Kobe Bryant is dead.
The moment that reality set in was something that anyone old enough to comprehend its significance will never forget. Few athletes transcend the sport that they play, and “The Black Mamba” was certainly one who fell into that category. At just 17, Bryant made his NBA debut under a microscope, because of his controversial decision to say “thanks, but no thanks” to college and test himself at the highest level when he was barely old enough to drive a car.
You know the rest of the story. Bryant became one of the greatest basketball players ever, and did it by instilling the “mamba mentality,” which did not allow Bryant to accept being anything less than the best in the world at his profession.

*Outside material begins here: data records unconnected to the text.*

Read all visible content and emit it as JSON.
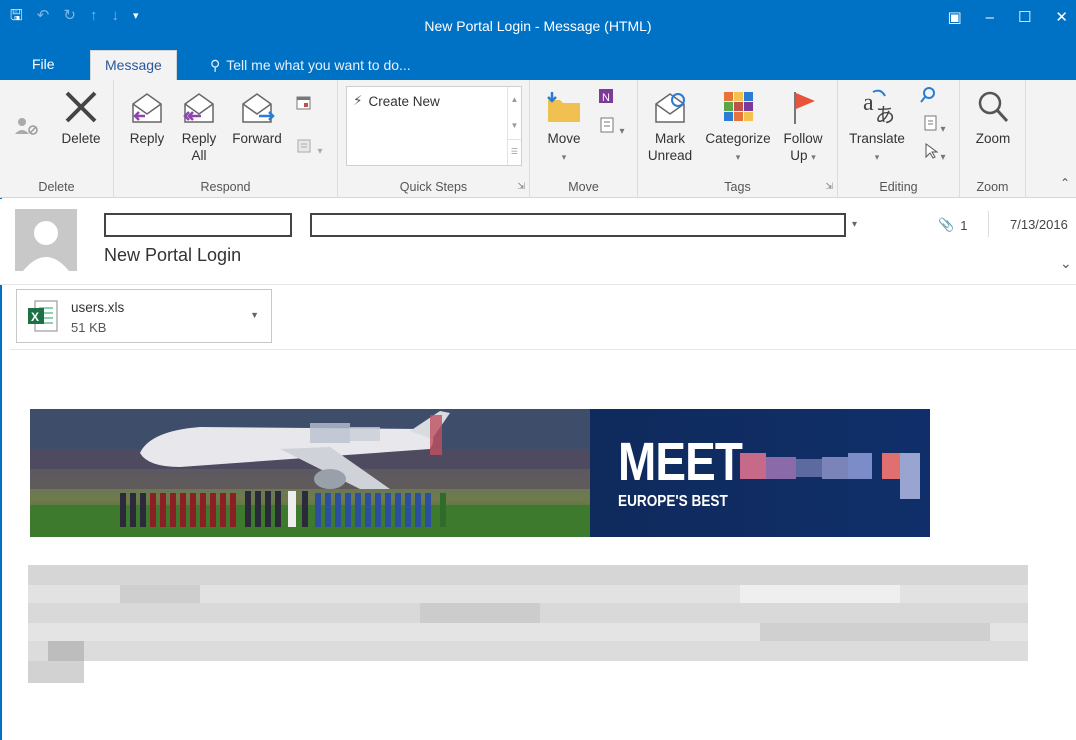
{
  "window": {
    "title": "New Portal Login - Message (HTML)"
  },
  "tabs": {
    "file": "File",
    "message": "Message",
    "tell_me": "Tell me what you want to do..."
  },
  "ribbon": {
    "delete_group": {
      "delete": "Delete",
      "label": "Delete"
    },
    "respond_group": {
      "reply": "Reply",
      "reply_all_1": "Reply",
      "reply_all_2": "All",
      "forward": "Forward",
      "label": "Respond"
    },
    "quick_steps": {
      "create_new": "Create New",
      "label": "Quick Steps"
    },
    "move_group": {
      "move": "Move",
      "label": "Move"
    },
    "tags_group": {
      "mark_unread_1": "Mark",
      "mark_unread_2": "Unread",
      "categorize": "Categorize",
      "follow_up_1": "Follow",
      "follow_up_2": "Up",
      "label": "Tags"
    },
    "editing_group": {
      "translate": "Translate",
      "label": "Editing"
    },
    "zoom_group": {
      "zoom": "Zoom",
      "label": "Zoom"
    }
  },
  "message": {
    "subject": "New Portal Login",
    "attachment_count": "1",
    "date": "7/13/2016"
  },
  "attachment": {
    "name": "users.xls",
    "size": "51 KB"
  },
  "banner": {
    "headline": "MEET",
    "subline": "EUROPE'S BEST"
  },
  "colors": {
    "accent": "#0072c6",
    "ribbon": "#f3f3f3"
  }
}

What we tend to overlook about the mamba mentality is that it can apply to pretty much anywhere in life. When we think of this mindset, we think of athletes and their obsession with their craft. The truth is, however, whether a person is a CEO of a major company or an intern whose main responsibilities include getting Mr. Anderson his morning coffee, instilling the mamba mentality could be life changing.
Kobe Bryant is a perfect example of a person making the most of the talents God gave them. Kobe was gifted, and he knew he was gifted. And still, his work ethic exceeded his natural talent, and that, above all else, is what people will think of when Bryant’s name is brought up in conversation.
The danger in instilling the mamba mentality lies in the possibility of a man or woman becoming consumed by their work, and as a result, not making time for anything else. Yet somehow, Kobe made time to be there for his four children, one of which, 13-year-old Gianna, died with her dad in a helicopter crash Sunday morning.
It was clear that even after Bryant left the game of basketball, his impact on the world was just beginning. The mamba mentality was going to apply to other areas of Kobe’s life for years and years after he played his last game, and even lead him to winning an Oscar for his animated short film “Dear Basketball” in 2018.
Bryant’s death is possibly the most tragic sports story in years. The silver lining, however, is that every one of us has the ability to honor Bryant by instilling the mindset that he made famous into whatever we’re doing in life. Whether it be in school, work or any other aspect of life, the mamba mentality isn’t exclusive to basketball or even sports. Kobe Bryant wasn’t the first to have this mindset, but he made it famous. If we take our work seriously enough to strive to be the best at it, the mamba mentality will live on well after Kobe left us.